[TASK TO COMPLETE]: With nothing added and nothing dropped, write out all of the entries below.

[EXTRACTED INFORMATION]:
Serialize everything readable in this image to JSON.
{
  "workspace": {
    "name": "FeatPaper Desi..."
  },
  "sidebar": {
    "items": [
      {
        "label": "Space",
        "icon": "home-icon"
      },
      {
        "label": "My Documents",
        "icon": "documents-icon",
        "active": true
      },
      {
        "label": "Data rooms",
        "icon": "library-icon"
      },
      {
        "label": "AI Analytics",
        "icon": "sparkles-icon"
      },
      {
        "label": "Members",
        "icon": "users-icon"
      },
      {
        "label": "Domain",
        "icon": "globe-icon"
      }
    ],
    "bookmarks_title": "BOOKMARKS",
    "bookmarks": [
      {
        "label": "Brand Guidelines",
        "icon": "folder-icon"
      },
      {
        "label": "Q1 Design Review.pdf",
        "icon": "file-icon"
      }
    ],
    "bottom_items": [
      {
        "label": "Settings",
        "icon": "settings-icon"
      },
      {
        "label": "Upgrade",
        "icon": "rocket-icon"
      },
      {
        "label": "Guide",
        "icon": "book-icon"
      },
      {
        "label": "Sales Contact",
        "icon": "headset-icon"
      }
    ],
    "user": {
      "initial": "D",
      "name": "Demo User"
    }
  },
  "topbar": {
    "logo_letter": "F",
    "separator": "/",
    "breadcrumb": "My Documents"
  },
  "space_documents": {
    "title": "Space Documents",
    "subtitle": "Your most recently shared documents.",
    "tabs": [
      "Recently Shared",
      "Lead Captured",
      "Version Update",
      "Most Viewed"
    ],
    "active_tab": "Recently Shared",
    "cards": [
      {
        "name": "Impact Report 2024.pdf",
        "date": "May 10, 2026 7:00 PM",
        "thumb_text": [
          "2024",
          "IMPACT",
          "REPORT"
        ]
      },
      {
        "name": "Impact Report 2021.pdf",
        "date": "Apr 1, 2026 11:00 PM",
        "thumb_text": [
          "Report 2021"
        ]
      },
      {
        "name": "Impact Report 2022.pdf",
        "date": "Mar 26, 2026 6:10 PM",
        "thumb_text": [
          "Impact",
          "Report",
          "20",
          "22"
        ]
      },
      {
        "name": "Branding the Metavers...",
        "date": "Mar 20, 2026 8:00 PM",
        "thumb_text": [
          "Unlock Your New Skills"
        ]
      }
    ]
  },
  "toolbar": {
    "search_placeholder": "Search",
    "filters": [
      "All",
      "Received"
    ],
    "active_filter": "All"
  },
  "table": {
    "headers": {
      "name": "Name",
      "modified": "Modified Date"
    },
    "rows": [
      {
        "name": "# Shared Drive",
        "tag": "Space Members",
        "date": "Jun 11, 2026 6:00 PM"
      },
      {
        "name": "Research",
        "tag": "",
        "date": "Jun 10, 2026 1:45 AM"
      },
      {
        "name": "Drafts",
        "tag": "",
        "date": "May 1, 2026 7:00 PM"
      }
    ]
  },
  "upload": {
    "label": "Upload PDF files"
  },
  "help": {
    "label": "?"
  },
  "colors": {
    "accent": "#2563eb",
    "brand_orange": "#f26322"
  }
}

[ANSWER FOR THE TASK]:
Serialize everything readable in this image to JSON.
{
  "workspace": {
    "name": "FeatPaper Desi..."
  },
  "sidebar": {
    "items": [
      {
        "label": "Space",
        "icon": "home-icon"
      },
      {
        "label": "My Documents",
        "icon": "documents-icon",
        "active": true
      },
      {
        "label": "Data rooms",
        "icon": "library-icon"
      },
      {
        "label": "AI Analytics",
        "icon": "sparkles-icon"
      },
      {
        "label": "Members",
        "icon": "users-icon"
      },
      {
        "label": "Domain",
        "icon": "globe-icon"
      }
    ],
    "bookmarks_title": "BOOKMARKS",
    "bookmarks": [
      {
        "label": "Brand Guidelines",
        "icon": "folder-icon"
      },
      {
        "label": "Q1 Design Review.pdf",
        "icon": "file-icon"
      }
    ],
    "bottom_items": [
      {
        "label": "Settings",
        "icon": "settings-icon"
      },
      {
        "label": "Upgrade",
        "icon": "rocket-icon"
      },
      {
        "label": "Guide",
        "icon": "book-icon"
      },
      {
        "label": "Sales Contact",
        "icon": "headset-icon"
      }
    ],
    "user": {
      "initial": "D",
      "name": "Demo User"
    }
  },
  "topbar": {
    "logo_letter": "F",
    "separator": "/",
    "breadcrumb": "My Documents"
  },
  "space_documents": {
    "title": "Space Documents",
    "subtitle": "Your most recently shared documents.",
    "tabs": [
      "Recently Shared",
      "Lead Captured",
      "Version Update",
      "Most Viewed"
    ],
    "active_tab": "Recently Shared",
    "cards": [
      {
        "name": "Impact Report 2024.pdf",
        "date": "May 10, 2026 7:00 PM",
        "thumb_text": [
          "2024",
          "IMPACT",
          "REPORT"
        ]
      },
      {
        "name": "Impact Report 2021.pdf",
        "date": "Apr 1, 2026 11:00 PM",
        "thumb_text": [
          "Report 2021"
        ]
      },
      {
        "name": "Impact Report 2022.pdf",
        "date": "Mar 26, 2026 6:10 PM",
        "thumb_text": [
          "Impact",
          "Report",
          "20",
          "22"
        ]
      },
      {
        "name": "Branding the Metavers...",
        "date": "Mar 20, 2026 8:00 PM",
        "thumb_text": [
          "Unlock Your New Skills"
        ]
      }
    ]
  },
  "toolbar": {
    "search_placeholder": "Search",
    "filters": [
      "All",
      "Received"
    ],
    "active_filter": "All"
  },
  "table": {
    "headers": {
      "name": "Name",
      "modified": "Modified Date"
    },
    "rows": [
      {
        "name": "# Shared Drive",
        "tag": "Space Members",
        "date": "Jun 11, 2026 6:00 PM"
      },
      {
        "name": "Research",
        "tag": "",
        "date": "Jun 10, 2026 1:45 AM"
      },
      {
        "name": "Drafts",
        "tag": "",
        "date": "May 1, 2026 7:00 PM"
      }
    ]
  },
  "upload": {
    "label": "Upload PDF files"
  },
  "help": {
    "label": "?"
  },
  "colors": {
    "accent": "#2563eb",
    "brand_orange": "#f26322"
  }
}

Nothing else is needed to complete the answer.